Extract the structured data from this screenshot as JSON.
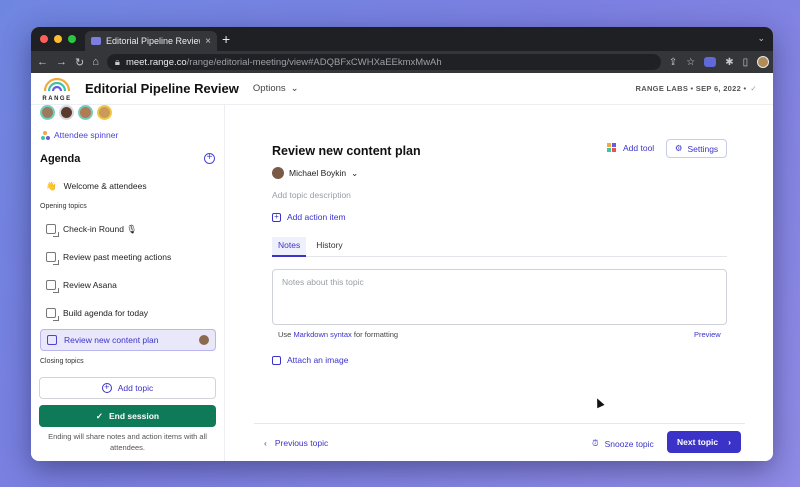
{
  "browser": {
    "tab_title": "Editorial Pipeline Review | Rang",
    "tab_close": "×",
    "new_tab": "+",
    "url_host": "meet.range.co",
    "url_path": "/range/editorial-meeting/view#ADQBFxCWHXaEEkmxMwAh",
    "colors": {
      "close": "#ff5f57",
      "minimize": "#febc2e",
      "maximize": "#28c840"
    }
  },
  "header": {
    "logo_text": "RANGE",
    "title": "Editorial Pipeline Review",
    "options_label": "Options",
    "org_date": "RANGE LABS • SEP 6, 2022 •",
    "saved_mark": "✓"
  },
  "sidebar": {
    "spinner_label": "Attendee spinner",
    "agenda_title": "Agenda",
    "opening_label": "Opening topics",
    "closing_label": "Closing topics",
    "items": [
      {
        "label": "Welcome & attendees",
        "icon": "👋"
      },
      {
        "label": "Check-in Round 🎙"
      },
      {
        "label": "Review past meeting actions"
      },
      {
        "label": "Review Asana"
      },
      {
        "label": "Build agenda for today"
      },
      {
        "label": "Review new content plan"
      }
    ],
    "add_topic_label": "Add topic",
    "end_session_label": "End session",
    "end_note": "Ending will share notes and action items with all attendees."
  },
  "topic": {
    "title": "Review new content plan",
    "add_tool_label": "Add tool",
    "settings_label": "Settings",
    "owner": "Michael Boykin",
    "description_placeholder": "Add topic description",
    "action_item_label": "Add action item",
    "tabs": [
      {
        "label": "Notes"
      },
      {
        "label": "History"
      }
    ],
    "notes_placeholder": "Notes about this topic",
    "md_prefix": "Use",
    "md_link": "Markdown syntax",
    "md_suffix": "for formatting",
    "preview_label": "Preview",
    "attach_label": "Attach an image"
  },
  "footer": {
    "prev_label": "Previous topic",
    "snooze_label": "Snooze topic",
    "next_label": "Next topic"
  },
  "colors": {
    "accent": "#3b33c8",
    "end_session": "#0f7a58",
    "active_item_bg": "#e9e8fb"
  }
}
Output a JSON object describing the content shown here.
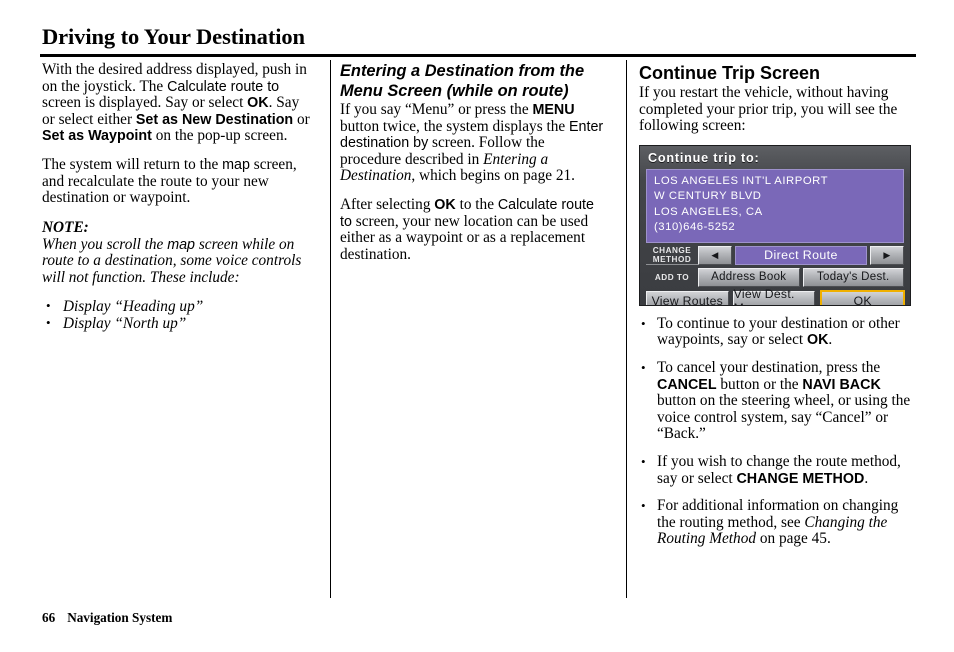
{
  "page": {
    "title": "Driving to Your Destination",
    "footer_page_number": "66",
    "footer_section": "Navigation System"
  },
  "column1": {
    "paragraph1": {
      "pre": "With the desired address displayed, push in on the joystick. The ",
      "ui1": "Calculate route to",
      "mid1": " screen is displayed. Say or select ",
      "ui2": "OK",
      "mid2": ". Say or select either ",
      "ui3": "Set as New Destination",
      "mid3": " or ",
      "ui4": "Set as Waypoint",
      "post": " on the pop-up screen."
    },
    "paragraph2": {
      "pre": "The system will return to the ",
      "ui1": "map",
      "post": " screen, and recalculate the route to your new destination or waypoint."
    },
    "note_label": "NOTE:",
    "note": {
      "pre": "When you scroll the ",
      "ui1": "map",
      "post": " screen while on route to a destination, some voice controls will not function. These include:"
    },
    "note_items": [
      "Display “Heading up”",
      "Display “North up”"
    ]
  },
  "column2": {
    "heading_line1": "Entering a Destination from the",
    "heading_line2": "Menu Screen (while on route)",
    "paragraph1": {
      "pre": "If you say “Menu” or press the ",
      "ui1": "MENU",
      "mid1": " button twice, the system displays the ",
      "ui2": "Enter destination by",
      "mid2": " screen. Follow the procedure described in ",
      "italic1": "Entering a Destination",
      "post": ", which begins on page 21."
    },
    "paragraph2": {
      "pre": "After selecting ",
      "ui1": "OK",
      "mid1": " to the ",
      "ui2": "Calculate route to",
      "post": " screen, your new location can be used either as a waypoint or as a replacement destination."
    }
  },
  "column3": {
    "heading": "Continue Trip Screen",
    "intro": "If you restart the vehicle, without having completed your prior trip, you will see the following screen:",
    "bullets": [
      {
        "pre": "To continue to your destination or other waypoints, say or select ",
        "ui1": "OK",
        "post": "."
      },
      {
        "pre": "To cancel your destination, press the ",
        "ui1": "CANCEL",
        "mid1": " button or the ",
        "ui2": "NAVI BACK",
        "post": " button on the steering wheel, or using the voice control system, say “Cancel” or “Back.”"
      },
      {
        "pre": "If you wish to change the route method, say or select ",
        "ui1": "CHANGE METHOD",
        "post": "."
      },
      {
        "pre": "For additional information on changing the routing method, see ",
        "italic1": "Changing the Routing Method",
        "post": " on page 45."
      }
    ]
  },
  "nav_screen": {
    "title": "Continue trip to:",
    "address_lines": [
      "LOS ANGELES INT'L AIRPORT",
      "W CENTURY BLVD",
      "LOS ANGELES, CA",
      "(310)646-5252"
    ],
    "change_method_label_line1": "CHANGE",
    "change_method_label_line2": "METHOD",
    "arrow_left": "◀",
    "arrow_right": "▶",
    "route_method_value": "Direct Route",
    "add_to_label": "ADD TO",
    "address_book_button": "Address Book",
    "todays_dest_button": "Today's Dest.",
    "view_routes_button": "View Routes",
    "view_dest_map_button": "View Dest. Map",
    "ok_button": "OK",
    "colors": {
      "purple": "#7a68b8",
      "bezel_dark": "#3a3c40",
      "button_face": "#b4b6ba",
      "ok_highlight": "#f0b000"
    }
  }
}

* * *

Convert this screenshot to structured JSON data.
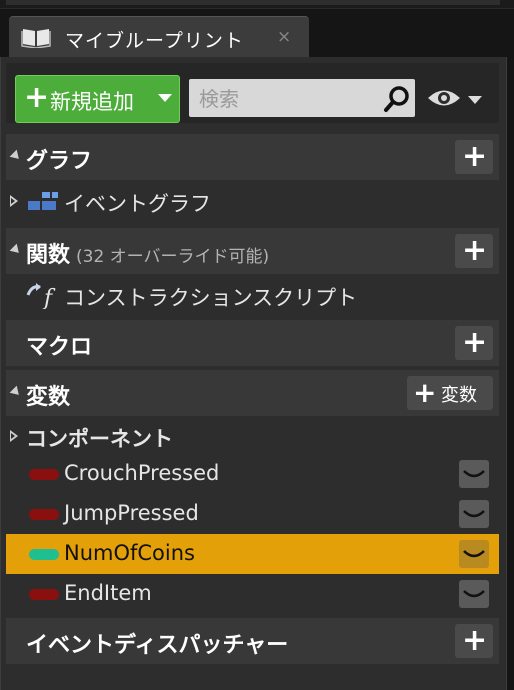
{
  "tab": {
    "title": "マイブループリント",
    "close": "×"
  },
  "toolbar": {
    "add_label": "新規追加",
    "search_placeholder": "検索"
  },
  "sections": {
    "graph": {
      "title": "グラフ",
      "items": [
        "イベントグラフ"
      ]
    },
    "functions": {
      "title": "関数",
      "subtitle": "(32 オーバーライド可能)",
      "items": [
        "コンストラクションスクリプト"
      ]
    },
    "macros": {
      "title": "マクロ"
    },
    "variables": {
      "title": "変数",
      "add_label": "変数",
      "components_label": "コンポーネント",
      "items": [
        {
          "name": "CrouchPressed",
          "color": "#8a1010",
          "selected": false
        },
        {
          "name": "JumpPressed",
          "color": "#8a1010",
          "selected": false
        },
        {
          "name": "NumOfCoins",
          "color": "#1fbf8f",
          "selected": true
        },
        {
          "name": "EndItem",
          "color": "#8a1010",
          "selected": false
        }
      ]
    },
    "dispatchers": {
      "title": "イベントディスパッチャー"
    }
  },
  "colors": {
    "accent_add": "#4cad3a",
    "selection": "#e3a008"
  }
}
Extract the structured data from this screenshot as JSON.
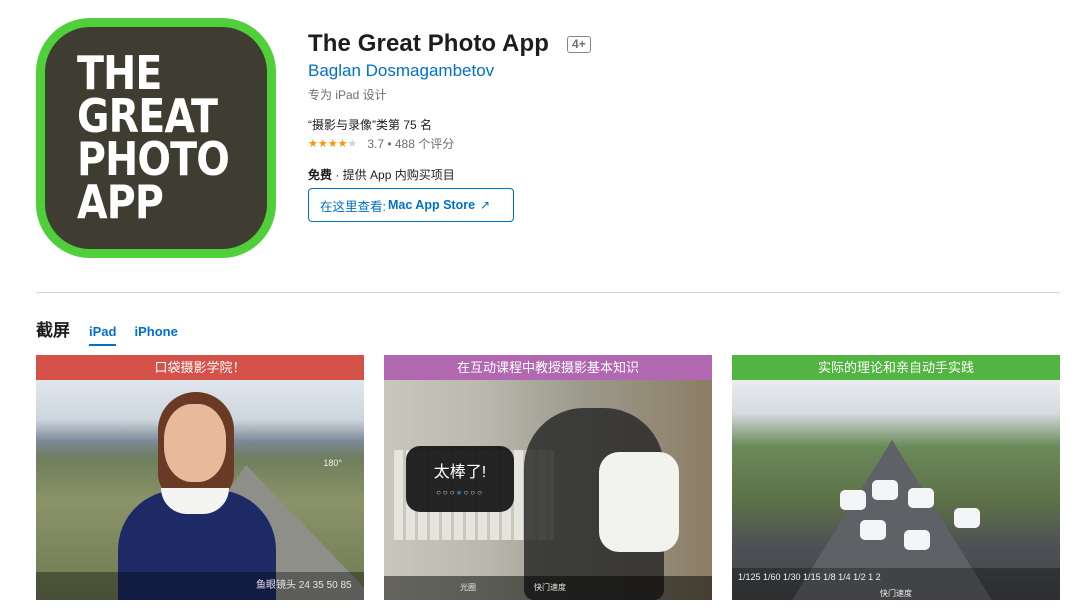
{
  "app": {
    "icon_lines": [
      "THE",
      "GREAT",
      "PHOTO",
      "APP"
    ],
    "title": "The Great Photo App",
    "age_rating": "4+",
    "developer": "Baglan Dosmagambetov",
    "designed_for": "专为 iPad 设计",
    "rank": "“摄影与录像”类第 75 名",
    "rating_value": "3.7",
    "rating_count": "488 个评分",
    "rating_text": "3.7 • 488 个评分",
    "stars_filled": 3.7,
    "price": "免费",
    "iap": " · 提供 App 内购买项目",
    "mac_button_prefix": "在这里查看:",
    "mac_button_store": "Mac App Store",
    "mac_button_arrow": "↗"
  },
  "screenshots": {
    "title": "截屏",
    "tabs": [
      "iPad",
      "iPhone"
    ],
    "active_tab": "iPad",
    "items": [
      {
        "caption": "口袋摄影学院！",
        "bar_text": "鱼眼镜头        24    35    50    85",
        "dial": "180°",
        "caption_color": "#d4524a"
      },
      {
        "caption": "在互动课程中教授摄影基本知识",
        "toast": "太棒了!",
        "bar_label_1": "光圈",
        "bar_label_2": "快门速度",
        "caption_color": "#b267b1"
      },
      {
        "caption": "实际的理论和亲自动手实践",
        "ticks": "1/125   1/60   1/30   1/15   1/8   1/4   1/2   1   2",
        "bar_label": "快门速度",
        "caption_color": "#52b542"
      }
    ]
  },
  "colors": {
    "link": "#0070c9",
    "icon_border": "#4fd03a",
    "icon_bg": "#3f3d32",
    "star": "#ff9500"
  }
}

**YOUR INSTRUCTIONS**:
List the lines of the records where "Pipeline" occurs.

**RESULT**:
    "tab_title": "Editorial Pipeline Review | Rang",
    "title": "Editorial Pipeline Review",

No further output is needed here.